Today, the Wildlife Division conducts research and manages 372 conservation areas. Thousands of acres of conservation land are within an hour's drive of urban areas, putting quality outdoor experiences within easy reach of most Missourians.

"This is land that will never be bulldozed for subdivisions or shopping malls," said Wildlife Division Chief Ollie Torgerson. "It's land where rabbits and songbirds, ducks and deer can rest, nest and thrive. For Missourians who can't afford to buy recreational property, conservation areas provide solitude and a chance to reconnect with the natural world. That's a priceless legacy."

More success from The Design for Conservation is evident in game harvest figures. In 1977, firearms hunters bagged 36,562 deer. The deer harvest topped 229,000 last season. Similarly, the state's spring turkey harvest has increased from 7,853 in 1976 to more than 57,800 in 2001.

Waterfowl numbers also have rebounded. Bald eagles, ospreys, peregrine falcons and otters no longer are rarities in Missouri.

Rather than rest on its successes, the Conservation Department continues to improve its wildlife restoration and management programs.

"We look at plant and animal communities on a landscape scale, trying to figure out where the weaknesses are," Torgerson said. "Then the different divisions-fisheries, natural history, forestry, protection, private land services and wildlife-work together to find ways to shore up those weak spots."

Torgerson says having a source of funding that's more diverse and more stable than just hunting and fishing permit revenues allows the Conservation Department to devote time and resources to nongame wildlife, like bald eagles, sturgeons, bats and lizards. It allows them to study caves and prairies and maintain the state's ecological integrity.

"Aldo Leopold said that the first rule of intelligent tinkering was to save all the pieces," Torgerson reflected. "In 1976 Missouri voters gave us the tools we needed to save all the pieces. The wisdom of that decision was unprecedented. Missourians invested small change and got big changes in return. It may be the best investment we as a state ever made."

Post Land With Purple Paint

Hunters and nature viewers should be aware that purple markings on trees and fence posts is one of the ways landowners identify private property where trespassing is prohibited.

Missouri's purple paint statute was designed as a simple way for landowners to protect their property rights. The law recognizes purple paint on trees and fence posts as a means of marking private property against trespass.

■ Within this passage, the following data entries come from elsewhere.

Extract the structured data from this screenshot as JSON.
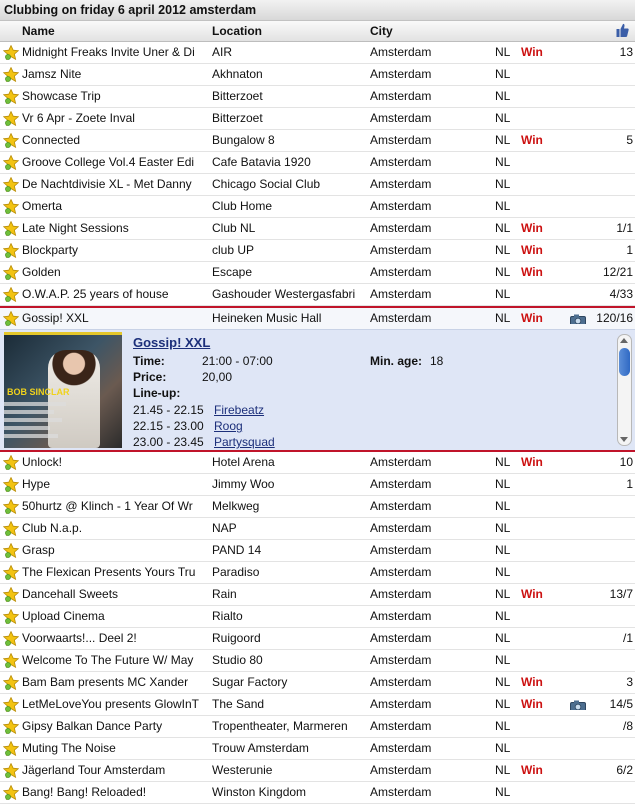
{
  "title": "Clubbing on friday 6 april 2012 amsterdam",
  "columns": {
    "name": "Name",
    "location": "Location",
    "city": "City"
  },
  "win_label": "Win",
  "rows_top": [
    {
      "name": "Midnight Freaks Invite Uner & Di",
      "location": "AIR",
      "city": "Amsterdam",
      "cc": "NL",
      "win": true,
      "count": "13"
    },
    {
      "name": "Jamsz Nite",
      "location": "Akhnaton",
      "city": "Amsterdam",
      "cc": "NL",
      "win": false,
      "count": ""
    },
    {
      "name": "Showcase Trip",
      "location": "Bitterzoet",
      "city": "Amsterdam",
      "cc": "NL",
      "win": false,
      "count": ""
    },
    {
      "name": "Vr 6 Apr - Zoete Inval",
      "location": "Bitterzoet",
      "city": "Amsterdam",
      "cc": "NL",
      "win": false,
      "count": ""
    },
    {
      "name": "Connected",
      "location": "Bungalow 8",
      "city": "Amsterdam",
      "cc": "NL",
      "win": true,
      "count": "5"
    },
    {
      "name": "Groove College Vol.4 Easter Edi",
      "location": "Cafe Batavia 1920",
      "city": "Amsterdam",
      "cc": "NL",
      "win": false,
      "count": ""
    },
    {
      "name": "De Nachtdivisie XL - Met Danny",
      "location": "Chicago Social Club",
      "city": "Amsterdam",
      "cc": "NL",
      "win": false,
      "count": ""
    },
    {
      "name": "Omerta",
      "location": "Club Home",
      "city": "Amsterdam",
      "cc": "NL",
      "win": false,
      "count": ""
    },
    {
      "name": "Late Night Sessions",
      "location": "Club NL",
      "city": "Amsterdam",
      "cc": "NL",
      "win": true,
      "count": "1/1"
    },
    {
      "name": "Blockparty",
      "location": "club UP",
      "city": "Amsterdam",
      "cc": "NL",
      "win": true,
      "count": "1"
    },
    {
      "name": "Golden",
      "location": "Escape",
      "city": "Amsterdam",
      "cc": "NL",
      "win": true,
      "count": "12/21"
    },
    {
      "name": "O.W.A.P. 25 years of house",
      "location": "Gashouder Westergasfabri",
      "city": "Amsterdam",
      "cc": "NL",
      "win": false,
      "count": "4/33"
    }
  ],
  "selected": {
    "name": "Gossip! XXL",
    "location": "Heineken Music Hall",
    "city": "Amsterdam",
    "cc": "NL",
    "win": true,
    "camera": true,
    "count": "120/16",
    "detail": {
      "title": "Gossip! XXL",
      "time_label": "Time:",
      "time": "21:00 - 07:00",
      "minage_label": "Min. age:",
      "minage": "18",
      "price_label": "Price:",
      "price": "20,00",
      "lineup_label": "Line-up:",
      "lineup": [
        {
          "time": "21.45 - 22.15",
          "artist": "Firebeatz"
        },
        {
          "time": "22.15 - 23.00",
          "artist": "Roog"
        },
        {
          "time": "23.00 - 23.45",
          "artist": "Partysquad"
        }
      ]
    }
  },
  "rows_bottom": [
    {
      "name": "Unlock!",
      "location": "Hotel Arena",
      "city": "Amsterdam",
      "cc": "NL",
      "win": true,
      "camera": false,
      "count": "10"
    },
    {
      "name": "Hype",
      "location": "Jimmy Woo",
      "city": "Amsterdam",
      "cc": "NL",
      "win": false,
      "camera": false,
      "count": "1"
    },
    {
      "name": "50hurtz @ Klinch - 1 Year Of Wr",
      "location": "Melkweg",
      "city": "Amsterdam",
      "cc": "NL",
      "win": false,
      "camera": false,
      "count": ""
    },
    {
      "name": "Club N.a.p.",
      "location": "NAP",
      "city": "Amsterdam",
      "cc": "NL",
      "win": false,
      "camera": false,
      "count": ""
    },
    {
      "name": "Grasp",
      "location": "PAND 14",
      "city": "Amsterdam",
      "cc": "NL",
      "win": false,
      "camera": false,
      "count": ""
    },
    {
      "name": "The Flexican Presents Yours Tru",
      "location": "Paradiso",
      "city": "Amsterdam",
      "cc": "NL",
      "win": false,
      "camera": false,
      "count": ""
    },
    {
      "name": "Dancehall Sweets",
      "location": "Rain",
      "city": "Amsterdam",
      "cc": "NL",
      "win": true,
      "camera": false,
      "count": "13/7"
    },
    {
      "name": "Upload Cinema",
      "location": "Rialto",
      "city": "Amsterdam",
      "cc": "NL",
      "win": false,
      "camera": false,
      "count": ""
    },
    {
      "name": "Voorwaarts!... Deel 2!",
      "location": "Ruigoord",
      "city": "Amsterdam",
      "cc": "NL",
      "win": false,
      "camera": false,
      "count": "/1"
    },
    {
      "name": "Welcome To The Future W/ May",
      "location": "Studio 80",
      "city": "Amsterdam",
      "cc": "NL",
      "win": false,
      "camera": false,
      "count": ""
    },
    {
      "name": "Bam Bam presents MC Xander",
      "location": "Sugar Factory",
      "city": "Amsterdam",
      "cc": "NL",
      "win": true,
      "camera": false,
      "count": "3"
    },
    {
      "name": "LetMeLoveYou presents GlowInT",
      "location": "The Sand",
      "city": "Amsterdam",
      "cc": "NL",
      "win": true,
      "camera": true,
      "count": "14/5"
    },
    {
      "name": "Gipsy Balkan Dance Party",
      "location": "Tropentheater, Marmeren",
      "city": "Amsterdam",
      "cc": "NL",
      "win": false,
      "camera": false,
      "count": "/8"
    },
    {
      "name": "Muting The Noise",
      "location": "Trouw Amsterdam",
      "city": "Amsterdam",
      "cc": "NL",
      "win": false,
      "camera": false,
      "count": ""
    },
    {
      "name": "Jägerland Tour Amsterdam",
      "location": "Westerunie",
      "city": "Amsterdam",
      "cc": "NL",
      "win": true,
      "camera": false,
      "count": "6/2"
    },
    {
      "name": "Bang! Bang! Reloaded!",
      "location": "Winston Kingdom",
      "city": "Amsterdam",
      "cc": "NL",
      "win": false,
      "camera": false,
      "count": ""
    }
  ],
  "poster": {
    "headliner": "BOB SINCLAR"
  },
  "colors": {
    "win": "#cc1111",
    "selection_border": "#c0142a",
    "detail_bg": "#dfe6f6",
    "link": "#1c2f7a",
    "star": "#f2c312"
  }
}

Landowners using paint to mark their property must place paint between three and five feet off the ground on trees and fence posts no more than 100 feet apart. The paint stains must be vertical lines at least eight inches long.

Applications Open July 1 for Managed Deer Hunts

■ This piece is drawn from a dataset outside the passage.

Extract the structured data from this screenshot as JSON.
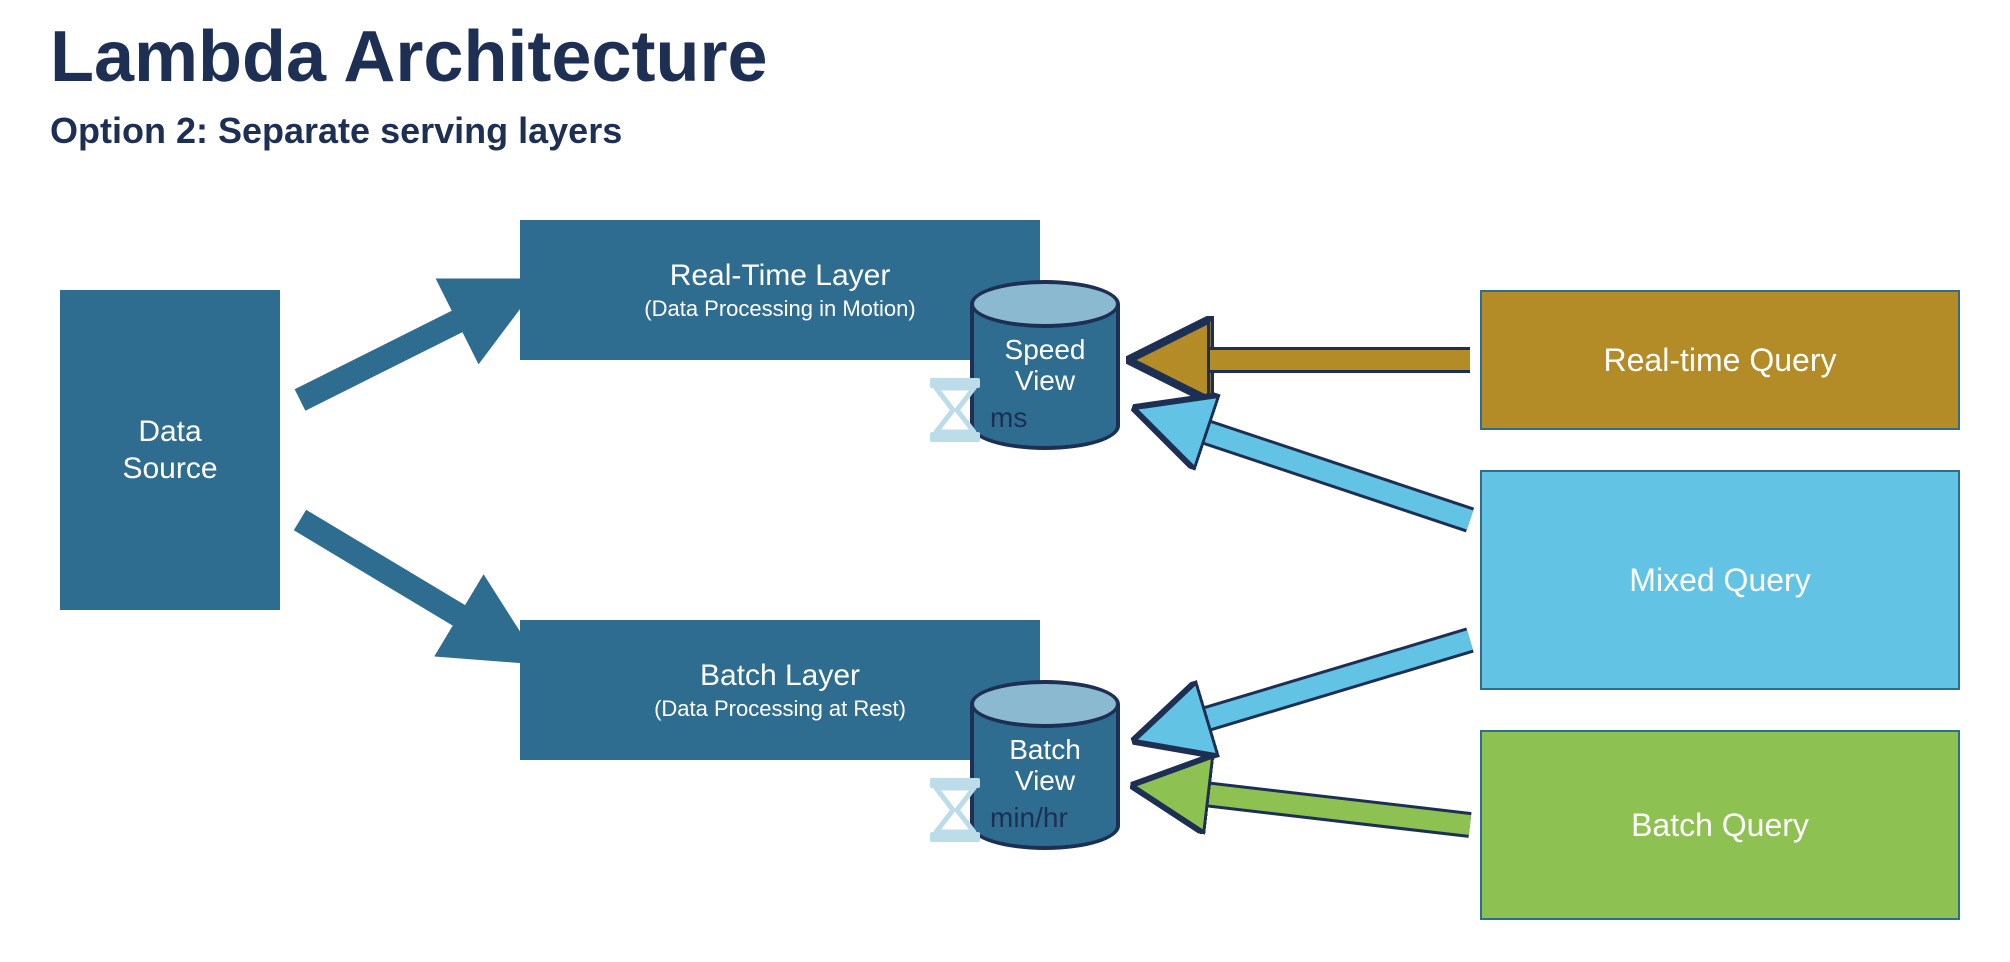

Hunters can apply for one of Missouri's managed deer hunts starting July 1.

Applications can be filed by calling (800) 829-2956 between 4 a.m. and midnight seven days a week, or by visiting the Conservation Department's web page, <www.mdc.mo.gov>.

The 2002 Fall Deer and Turkey Hunting Information booklet, available by July 1 wherever hunting permits are sold, contains application instructions and a complete list of managed deer hunts. You must use a touch-tone telephone to apply by phone.

Successful applicants will be notified by Sept. 10 of whether they have been drawn for a hunt. After that date, applicants can check the status of their applications on the Interactive Voice Response (IVR) system or the Conservation Department Web page, using their conservation identification number.

Only Resident Managed Deer Hunt Permits and Nonresident Managed Deer Hunt Permits are valid for managed hunts. The number of deer that may be taken with a single permit depends on the hunt for which it is issued. In some hunts, up to three deer may be taken.

Applications received before July 1 will not be accepted. You can't apply for a youth-only, managed deer hunt via the Internet or the IVR system. See the Fall Deer and Turkey Hunting Information booklet for application procedures. If the booklet is not yet available in your area, you can find the information online.